But we also want use the attention from the race to raise money for a very good cause – Wheels For Life, the nonprofit organization started by mountain biking legend Hans Rey to provide bikes for people in developing countries (to help them get to work, school or medical care).  To this end we’re going to auction off one of the same brand new GT Sensor 9ers that David and Chris will be riding during the Pisgah Mountain Bike Stage Race (but if you win the auction you’ll get one in the size of your choice, of course), with all of the proceeds going directly to Wheels for Life.  So you can read all about David and Chris’ adventure, then bid on a brand new GT Sensor 9er that you can use to create your own adventures, all while supporting a great cause.

In addition to amateur riders, like our team, there will also be a number of pros at the race dueling it out for the richest cash purse of any mountain bike stage race in the US.  On the women’s side of things, mountain biking Olympian Susan Haywood will be back defending her win from last year against Carey Lowery, who would love to be one step higher on the podium this time.  In the men’s race, Colby Pearce will be there showing people that he can handle his bike even when he’s not riding in banked circles (he’s a track rider who went to the last Olympic Games); Evan Plews is an experienced mountain bike racer who would probably crush most of the field riding singlespeed; and it looks like multiple-time national champion Jeremiah Bishop will be back to defend his title from last year’s stage race (you may have seen Jeremiah placing 5th in the fabled Leadville Trail 100 Mountain Bike Race or winning the Breck Epic and Trans-Sylvania Epic stage races earlier this year!)

So look for updates from David and Chris as they get ready for their racing adventure, plus posts and pictures live from Pisgah with highlights of the week’s action.  Our team will give their insight into what it’s like to race in a stage race like this, and hopefully inspire you to get out there and tackle your own epic adventure!

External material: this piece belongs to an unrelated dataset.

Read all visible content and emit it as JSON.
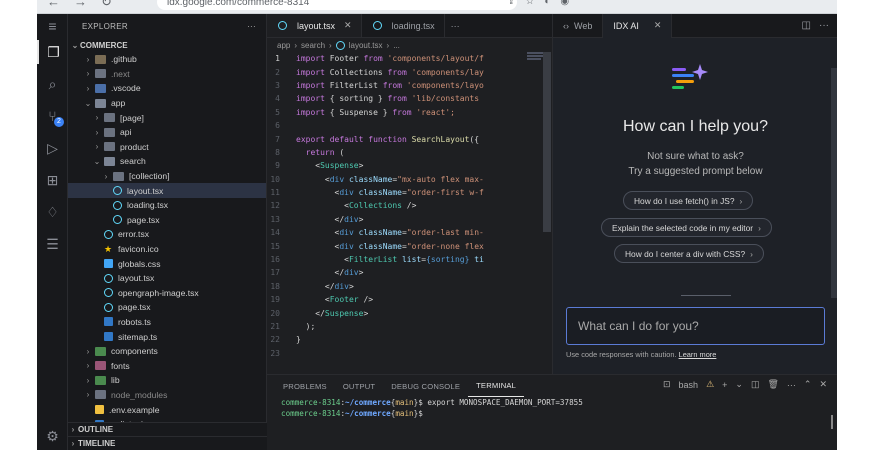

Get every new post delivered to your Inbox.

Join 202 other followers

%d bloggers like this: